Inspired by some of the city’s most popular destination eating experiences—think Dean & DeLuca and Grand Central Market—Proskauer transformed its cafeteria into an in-demand, purpose-driven (and delicious) gathering place.
Actually, more like three distinct places. First, there’s the cafe—an upscale food court-style space accented with reclaimed wood and mosaic tiles. The cafe serves an always-changing menu beginning with a morning breakfast bar and moving to lunch and dinner options that include sushi, salads, sandwiches and grilled-to-order steaks. Then there’s a restaurant-style space that provides a sophisticated atmosphere accented with plush banquettes, architectural lighting and stunning city views.
The third space is a Starbucks-style coffee bar that boasts a full selection of gourmet beverages and pastries, along with casual seating areas and plasma TV screens.
Lawyers can get take-out for those days when they’re tied to their desks, or they can bring their laptops and work from the dining areas, thanks to Wi-Fi and a variety of different types of seating. The spaces have even become popular places to hold meetings and events of all sizes throughout both day and evening. “We find that many of our lawyers and staff who would have gone outside to have a meal or a meeting are choosing to have it here instead,” Plott says.

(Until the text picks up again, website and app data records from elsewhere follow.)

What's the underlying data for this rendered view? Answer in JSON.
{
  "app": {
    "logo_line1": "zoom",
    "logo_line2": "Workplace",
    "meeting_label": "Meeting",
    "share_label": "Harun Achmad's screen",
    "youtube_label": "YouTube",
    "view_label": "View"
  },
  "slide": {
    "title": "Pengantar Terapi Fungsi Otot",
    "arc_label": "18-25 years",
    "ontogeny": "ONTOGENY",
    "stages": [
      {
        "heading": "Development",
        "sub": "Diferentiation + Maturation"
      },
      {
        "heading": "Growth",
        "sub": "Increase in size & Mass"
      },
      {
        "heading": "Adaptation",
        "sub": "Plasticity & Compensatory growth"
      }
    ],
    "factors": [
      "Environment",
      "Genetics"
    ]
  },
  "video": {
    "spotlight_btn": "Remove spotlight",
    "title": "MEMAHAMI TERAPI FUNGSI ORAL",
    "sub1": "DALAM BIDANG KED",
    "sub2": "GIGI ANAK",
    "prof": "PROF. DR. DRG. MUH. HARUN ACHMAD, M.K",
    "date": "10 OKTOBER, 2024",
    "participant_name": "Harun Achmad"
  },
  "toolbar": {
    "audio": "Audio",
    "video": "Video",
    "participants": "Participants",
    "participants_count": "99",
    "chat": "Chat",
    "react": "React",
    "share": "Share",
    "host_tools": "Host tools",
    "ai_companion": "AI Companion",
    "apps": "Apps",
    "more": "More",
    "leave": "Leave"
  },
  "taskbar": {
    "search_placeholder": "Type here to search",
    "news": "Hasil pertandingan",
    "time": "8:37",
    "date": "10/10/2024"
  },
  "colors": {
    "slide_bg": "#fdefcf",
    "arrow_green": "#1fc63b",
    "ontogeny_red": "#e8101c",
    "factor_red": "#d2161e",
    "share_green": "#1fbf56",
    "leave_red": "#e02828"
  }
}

That’s exactly the type of functionality Simet envisioned. With all firms watching bottom lines as well as square footage, Simet says it’s more important than ever that design elements serve multiple purposes, even down to small details like tall tables that can double as serving stations at evening events.
Although Proskauer’s dining spaces are the gold standard, Simet says a well-designed eating area of any size can become a multifunctional locale addressing the needs of everyone at the firm. “Law firms have a lot of closed spaces, so this is a great opportunity for people to enjoy open spaces, to offer choice and spontaneity,” she says. “The dining area isn’t just a big sea of tables anymore.”

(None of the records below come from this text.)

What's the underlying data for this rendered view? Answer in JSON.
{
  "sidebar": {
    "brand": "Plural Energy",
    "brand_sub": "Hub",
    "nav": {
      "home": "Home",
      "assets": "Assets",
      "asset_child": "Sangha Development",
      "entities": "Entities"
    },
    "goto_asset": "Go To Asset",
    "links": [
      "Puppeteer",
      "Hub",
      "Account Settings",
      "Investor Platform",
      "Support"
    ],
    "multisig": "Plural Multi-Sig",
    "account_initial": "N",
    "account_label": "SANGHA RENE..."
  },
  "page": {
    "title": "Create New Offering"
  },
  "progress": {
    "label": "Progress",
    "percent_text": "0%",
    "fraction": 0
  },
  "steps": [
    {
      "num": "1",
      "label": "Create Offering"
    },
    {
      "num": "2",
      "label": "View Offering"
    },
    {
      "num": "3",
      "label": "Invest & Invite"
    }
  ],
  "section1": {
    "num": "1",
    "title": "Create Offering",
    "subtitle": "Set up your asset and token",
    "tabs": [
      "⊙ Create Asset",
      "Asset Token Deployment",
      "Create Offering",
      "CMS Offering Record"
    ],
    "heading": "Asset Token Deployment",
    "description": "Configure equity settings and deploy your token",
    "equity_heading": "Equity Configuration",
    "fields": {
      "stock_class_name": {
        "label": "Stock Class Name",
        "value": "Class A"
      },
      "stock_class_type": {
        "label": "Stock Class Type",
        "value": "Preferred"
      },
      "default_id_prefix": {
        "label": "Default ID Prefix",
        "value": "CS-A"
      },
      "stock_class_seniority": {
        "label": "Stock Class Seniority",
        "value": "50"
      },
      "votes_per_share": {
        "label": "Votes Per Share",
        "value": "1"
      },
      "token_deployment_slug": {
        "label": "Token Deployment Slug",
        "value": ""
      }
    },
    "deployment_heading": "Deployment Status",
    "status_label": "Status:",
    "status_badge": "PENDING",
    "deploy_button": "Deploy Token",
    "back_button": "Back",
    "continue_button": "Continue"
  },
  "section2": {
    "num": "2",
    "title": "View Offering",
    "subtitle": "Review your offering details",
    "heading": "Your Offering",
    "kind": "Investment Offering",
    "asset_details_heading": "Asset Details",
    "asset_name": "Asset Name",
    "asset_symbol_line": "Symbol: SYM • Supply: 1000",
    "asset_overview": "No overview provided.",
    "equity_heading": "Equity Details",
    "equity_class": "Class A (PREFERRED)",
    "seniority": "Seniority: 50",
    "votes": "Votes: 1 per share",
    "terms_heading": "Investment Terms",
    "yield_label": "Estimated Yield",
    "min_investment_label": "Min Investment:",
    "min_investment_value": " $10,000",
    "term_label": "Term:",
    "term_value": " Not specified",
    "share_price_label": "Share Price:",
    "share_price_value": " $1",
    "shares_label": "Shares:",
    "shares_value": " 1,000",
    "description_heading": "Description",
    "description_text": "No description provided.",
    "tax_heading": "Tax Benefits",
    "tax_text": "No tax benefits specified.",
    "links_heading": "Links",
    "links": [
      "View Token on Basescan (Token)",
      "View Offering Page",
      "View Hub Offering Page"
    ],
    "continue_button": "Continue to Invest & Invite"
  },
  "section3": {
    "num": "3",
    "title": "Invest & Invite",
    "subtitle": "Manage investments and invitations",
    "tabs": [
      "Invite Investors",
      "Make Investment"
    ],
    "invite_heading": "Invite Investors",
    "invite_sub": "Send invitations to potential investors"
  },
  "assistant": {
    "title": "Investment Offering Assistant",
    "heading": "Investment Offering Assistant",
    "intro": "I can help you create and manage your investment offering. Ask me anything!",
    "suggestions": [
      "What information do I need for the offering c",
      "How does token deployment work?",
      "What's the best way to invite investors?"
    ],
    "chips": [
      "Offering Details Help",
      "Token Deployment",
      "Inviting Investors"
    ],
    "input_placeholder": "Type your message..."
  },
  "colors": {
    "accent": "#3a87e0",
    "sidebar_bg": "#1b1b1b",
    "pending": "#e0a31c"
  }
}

This article originally appeared in the July 2014 issue of the ABA Journal with this headline: “Making space for success: Can a law office design trend create unity, save money, boost productivity and taste delicious? Here’s what you need to know before you start to pack up the office.”
Here are some tips and ideas for law firms from lawyers and design experts.

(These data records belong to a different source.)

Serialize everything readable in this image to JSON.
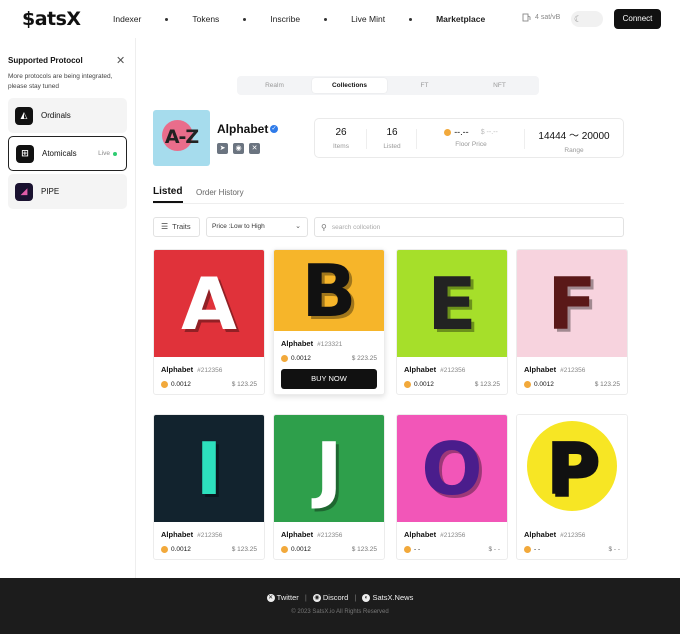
{
  "header": {
    "logo": "$atsX",
    "nav": [
      "Indexer",
      "Tokens",
      "Inscribe",
      "Live Mint",
      "Marketplace"
    ],
    "gas": "4 sat/vB",
    "connect": "Connect"
  },
  "sidebar": {
    "title": "Supported Protocol",
    "description": "More protocols are being integrated, please stay tuned",
    "protocols": [
      {
        "name": "Ordinals",
        "icon": "ordinals-icon"
      },
      {
        "name": "Atomicals",
        "icon": "atomicals-icon",
        "status": "Live"
      },
      {
        "name": "PIPE",
        "icon": "pipe-icon"
      }
    ]
  },
  "tabs": [
    "Realm",
    "Collections",
    "FT",
    "NFT"
  ],
  "collection": {
    "name": "Alphabet",
    "image_text": "A-Z",
    "stats": {
      "items": "26",
      "items_label": "Items",
      "listed": "16",
      "listed_label": "Listed",
      "floor_btc": "--.--",
      "floor_usd": "$ --.--",
      "floor_label": "Floor Price",
      "range": "14444 〜 20000",
      "range_label": "Range"
    }
  },
  "listing_tabs": {
    "listed": "Listed",
    "history": "Order History"
  },
  "filters": {
    "traits": "Traits",
    "sort": "Price :Low to High",
    "search_placeholder": "search collcetion"
  },
  "buy_label": "BUY NOW",
  "cards": [
    {
      "letter": "A",
      "name": "Alphabet",
      "id": "#212356",
      "btc": "0.0012",
      "usd": "$ 123.25",
      "bg": "#e0323a",
      "fg": "#ffffff"
    },
    {
      "letter": "B",
      "name": "Alphabet",
      "id": "#123321",
      "btc": "0.0012",
      "usd": "$ 223.25",
      "bg": "#f6b52a",
      "fg": "#111111"
    },
    {
      "letter": "E",
      "name": "Alphabet",
      "id": "#212356",
      "btc": "0.0012",
      "usd": "$ 123.25",
      "bg": "#a6df2a",
      "fg": "#222222"
    },
    {
      "letter": "F",
      "name": "Alphabet",
      "id": "#212356",
      "btc": "0.0012",
      "usd": "$ 123.25",
      "bg": "#f7d3de",
      "fg": "#5a1818"
    },
    {
      "letter": "I",
      "name": "Alphabet",
      "id": "#212356",
      "btc": "0.0012",
      "usd": "$ 123.25",
      "bg": "#12232e",
      "fg": "#2de0bd"
    },
    {
      "letter": "J",
      "name": "Alphabet",
      "id": "#212356",
      "btc": "0.0012",
      "usd": "$ 123.25",
      "bg": "#2e9f4b",
      "fg": "#ffffff"
    },
    {
      "letter": "O",
      "name": "Alphabet",
      "id": "#212356",
      "btc": "- -",
      "usd": "$ - -",
      "bg": "#f256b8",
      "fg": "#4a1d8c"
    },
    {
      "letter": "P",
      "name": "Alphabet",
      "id": "#212356",
      "btc": "- -",
      "usd": "$ - -",
      "bg": "#ffffff",
      "fg": "#111111"
    }
  ],
  "footer": {
    "links": [
      "Twitter",
      "Discord",
      "SatsX.News"
    ],
    "copyright": "© 2023 SatsX.io All Rights Reserved"
  }
}
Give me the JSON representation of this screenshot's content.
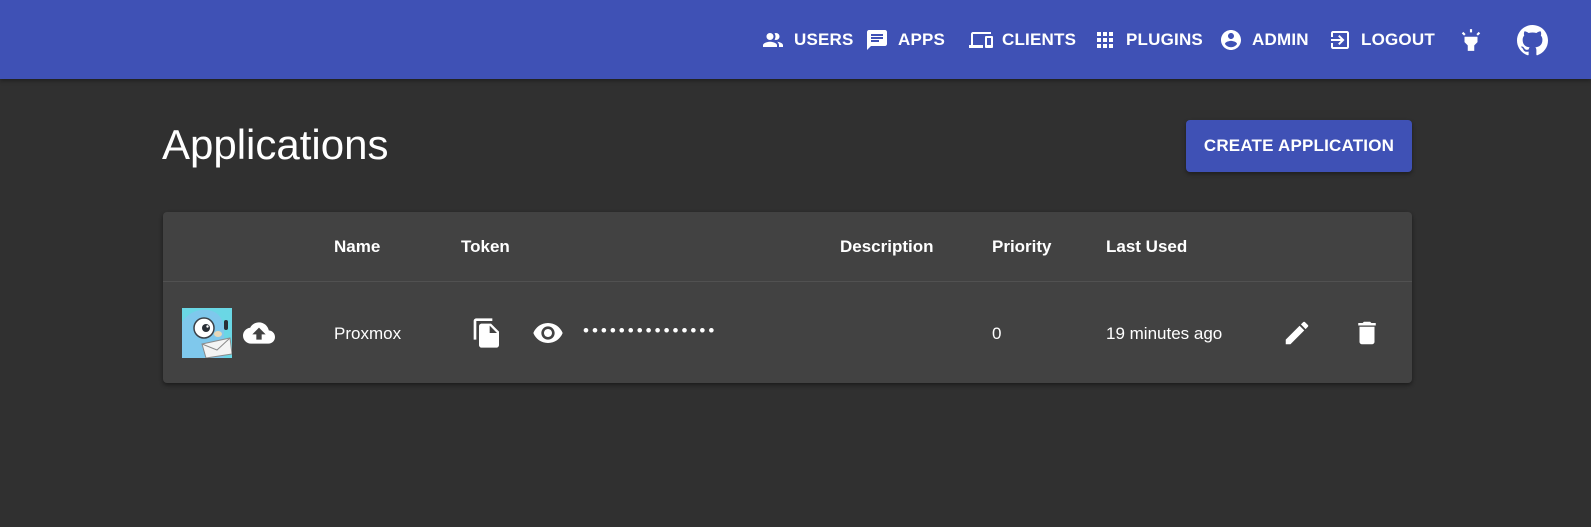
{
  "nav": {
    "items": [
      {
        "label": "USERS",
        "icon": "users-icon"
      },
      {
        "label": "APPS",
        "icon": "chat-icon"
      },
      {
        "label": "CLIENTS",
        "icon": "devices-icon"
      },
      {
        "label": "PLUGINS",
        "icon": "apps-grid-icon"
      },
      {
        "label": "ADMIN",
        "icon": "account-circle-icon"
      },
      {
        "label": "LOGOUT",
        "icon": "exit-icon"
      }
    ],
    "theme_toggle_icon": "lightbulb-icon",
    "github_icon": "github-icon"
  },
  "page": {
    "title": "Applications",
    "create_button_label": "CREATE APPLICATION"
  },
  "table": {
    "headers": {
      "name": "Name",
      "token": "Token",
      "description": "Description",
      "priority": "Priority",
      "last_used": "Last Used"
    },
    "rows": [
      {
        "image_icon": "gopher-app-image",
        "upload_icon": "cloud-upload-icon",
        "name": "Proxmox",
        "copy_icon": "copy-icon",
        "visibility_icon": "eye-icon",
        "token_masked": "•••••••••••••••",
        "description": "",
        "priority": "0",
        "last_used": "19 minutes ago",
        "edit_icon": "pencil-icon",
        "delete_icon": "trash-icon"
      }
    ]
  },
  "colors": {
    "primary": "#3f51b5",
    "background": "#303030",
    "surface": "#424242"
  }
}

• Thanks to the abundance of natural light streaming through the glass walls in Miles & Stockbridge’s new Baltimore office, the firm was able to use a darker-patterned carpet that was more stain-resistant, reducing cleaning and replacement costs over time.
• Attention to detail can help dampen concerns about acoustics in glass offices, says Catherine Heath, founder of Heath Design Strategy Lab in Washington, D.C. Generally, the weakest point in the sound seal involves the door. But a good design team, often working with acoustic consultants, can ensure an acceptable level of soundproofing.
• When designing common areas, it’s important to include functions that support the work lawyers are doing, designers say. “For example, if you want to have a soft seating area, if it’s just a soft seating area tucked away in a corner, the attorneys won’t use it—but if you include a feature that makes it easier to get work done, like a big monitor that you can gather around or a whiteboard, they might use it,” Heath says.
• It may seem like a great idea to add a pizza oven to the office cafeteria, but it’s important to consider the technical requirements before you place your order—aspects such as power, floor-loading and code requirements like venting and draining, says Heath.
• When creating community areas that double as alternative work spaces, look to hotel lobby bars for seating-style inspiration, says Todd Baisch, a design principal in Gensler’s Chicago office. He suggests offering both comfortable chairs and island-style tables surrounded by stools.